There were howls of anguish all over social media with the announcement of a SAG-AFTRA agreed contract with Replica Studios, an artificial intelligence voice creator specializing in videogames. Betrayal front and center seemed to be the order of the day. Personally, I don’t believe it’s as dire as that.
I am not a certified expert on AI, although I have been on a VO AI few panels. Nor am I an expert on SAG contracts but as a layman with a vested interest and a 30-year career in business, both inside and outside of the VO industry, I do think it’s worth considering all sides of the situation.
To my thinking there are 5 sides to consider – The AI industry, The Union, The Actor, the Game Developer, and the Public.
By the public, I mean the general games playing public and the consumers of the games that could be affected. I suspect that most will not know if the game is made under a SAG contract or not. If the AI voice is being used only for development purposes, they probably won’t even hear those voices. If the technology makes the development process quicker and the next iteration of a favorite game is released faster as a result, they’ll likely be satisfied. They might not realize it is quicker or if they do, that developmental AI voices have contributed to that. The general news around AI impacting the artistic industries is largely negative, so there is a risk that the game-playing community of a particular game could rise up. Overall though, I suspect there will be little impact on the public viewpoint. Perhaps games need to have a rider that says parts of the game were made with AI voices, so gamers can decide if they want an all-human non-AI-voiced game or not.
The Game Developers
AI here will be about how efficient and simple the technology is to use and the overall cost rather than whether the work is done under a SAG contract or not, although many AAA games only use union actors. Change is always challenging, and many developers would rather do what they know rather than adopt an untried new technology. But if it helps them work more efficiently and saves time and money, then they will likely use it. If it gets them through Crunch to Shipped Game with less stress and a faster route to an income stream, it will make business sense to them to incorporate it into their workflow. Many games have already done so.
What we don't know is if the game developer studios that are SAG signatories will ONLY be able to use AI voice models that are subject to the SAG AI contract? Common sense might suggest the answer should be yes?
The Video Game Voice Actors
Perhaps the most difficult population to persuade, that embracing the AI new world can be done without compromising creative communities.
For us, AI is a reality that is not going away. It’s been here longer than we realize. It has been working for some developers, and some work that has been done in the past by human actors is already being taken by AI companies. Whether there is a SAG agreement or not, and whether we like it or not, the AI Voice modeling industry sees videogames as a place it can sell its wares.
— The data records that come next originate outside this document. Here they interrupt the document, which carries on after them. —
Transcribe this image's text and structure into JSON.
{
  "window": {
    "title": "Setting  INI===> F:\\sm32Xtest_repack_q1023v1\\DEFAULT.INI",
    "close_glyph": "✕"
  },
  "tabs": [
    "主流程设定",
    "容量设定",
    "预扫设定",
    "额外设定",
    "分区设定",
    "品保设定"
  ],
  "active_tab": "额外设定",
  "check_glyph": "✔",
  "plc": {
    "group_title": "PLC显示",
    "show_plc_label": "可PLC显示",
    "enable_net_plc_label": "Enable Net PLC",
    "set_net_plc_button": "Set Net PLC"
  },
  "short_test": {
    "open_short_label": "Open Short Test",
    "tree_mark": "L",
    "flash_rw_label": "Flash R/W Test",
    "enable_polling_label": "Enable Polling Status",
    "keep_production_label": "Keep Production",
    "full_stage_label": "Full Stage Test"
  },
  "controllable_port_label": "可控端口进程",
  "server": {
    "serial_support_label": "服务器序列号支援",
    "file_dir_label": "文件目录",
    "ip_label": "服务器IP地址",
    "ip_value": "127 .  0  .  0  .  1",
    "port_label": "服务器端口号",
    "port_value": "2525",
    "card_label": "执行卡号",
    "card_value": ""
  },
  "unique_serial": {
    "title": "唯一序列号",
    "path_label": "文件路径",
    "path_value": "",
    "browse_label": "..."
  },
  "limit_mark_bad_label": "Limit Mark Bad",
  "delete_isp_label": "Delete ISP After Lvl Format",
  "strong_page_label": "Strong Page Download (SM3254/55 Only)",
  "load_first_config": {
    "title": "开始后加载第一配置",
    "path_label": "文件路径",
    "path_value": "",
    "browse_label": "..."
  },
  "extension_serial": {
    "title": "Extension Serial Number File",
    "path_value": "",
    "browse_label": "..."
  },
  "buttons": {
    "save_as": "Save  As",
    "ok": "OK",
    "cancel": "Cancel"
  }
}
Like many, I strongly believe that a machine, even a well-programmed one, cannot perform the function of an actor as well as a human actor can. For now, it cannot be directed or change its performance on the whim of a director, it cannot improv a scene, or add unscripted human emotion to a sentence. But it can provide procedural audio, simple instructions, and flat dialogue. If you have been in a session with 2000 short lines of NPC work, you know it can be physically demanding and mentally tiring. (Controversial statement alert) If an AI model of my voice can ethically and contractually do that work for me, providing passive income, as a business, I would at least consider it. There will be opportunities for actors to earn money in places where they do not currently. There will be new use cases for voices that did not previously exist and there may be the option for your AI voice to be used as a placeholder and eventually for you to be hired to provide the final performance. The biggest issue is whether the contract does the job of protecting the actors’ short-term and long-term interests. Only time will ultimately tell that story.
SAG has not signed an updated video game contract since 2017. Negotiations are ongoing and a vote to allow a strike was called and ratified. One consequence of the new AI agreement with Replica could be to help move those negotiations along.
Specifically for AI modeling and union actors there is now, at least, a contract, a bit more assurance. The union must have been caught in a difficult place. If they did nothing, then actors would be demanding for them to do something and the AI industry might be pitching unfair opportunities to actors, many of whom might be willing to take the money now and hang future risks. Much like the famous Dutch tale of the boy who stuck his finger in the dam to save the village. He had to do something, and he didn’t have time to consider all the options, so he took what action he could.
By doing something, SAG is signaling to the AI industry, that to conduct work with a professional actor, there are terms in a contract, that they will have to agree to. I feel that is a positive step forward. I think it will force other AI providers to the table and start the long process of creating a regulated and contracted part of the voiceover business. It also provides a framework that non-union actors can refer to if they want to safely create an AI voice model.
Replica won the prize of having the first AI video game SAG contract. No doubt they will be touting their wares as quickly as they can, to both actors and developers. Their message... We are the good guys in the wild, wild AI West.
I suspect there will be a mad scramble between their competitors to meet with SAG and sign the agreement. And as an actor, going forward, I think I’ll only consider working with an AI provider if they have that contract behind them. The alternative is to put my trust in an unregulated environment where the AI company can construct its own contract with their own objectives.
AI voice modeling will undoubtedly create new opportunities while inevitably replacing existing ones. The pendulum will swing back and forth. So consciously, carefully, and contractually embracing the entertaining AI face swap applications out there, alongside the voiceover ones may be the only sensible way forward.
SAG seems to be leading the way. No doubt, we all need to be cautious in the world of AI. But maybe in this case it is better to embrace your perceived enemy and try to find a way to work together.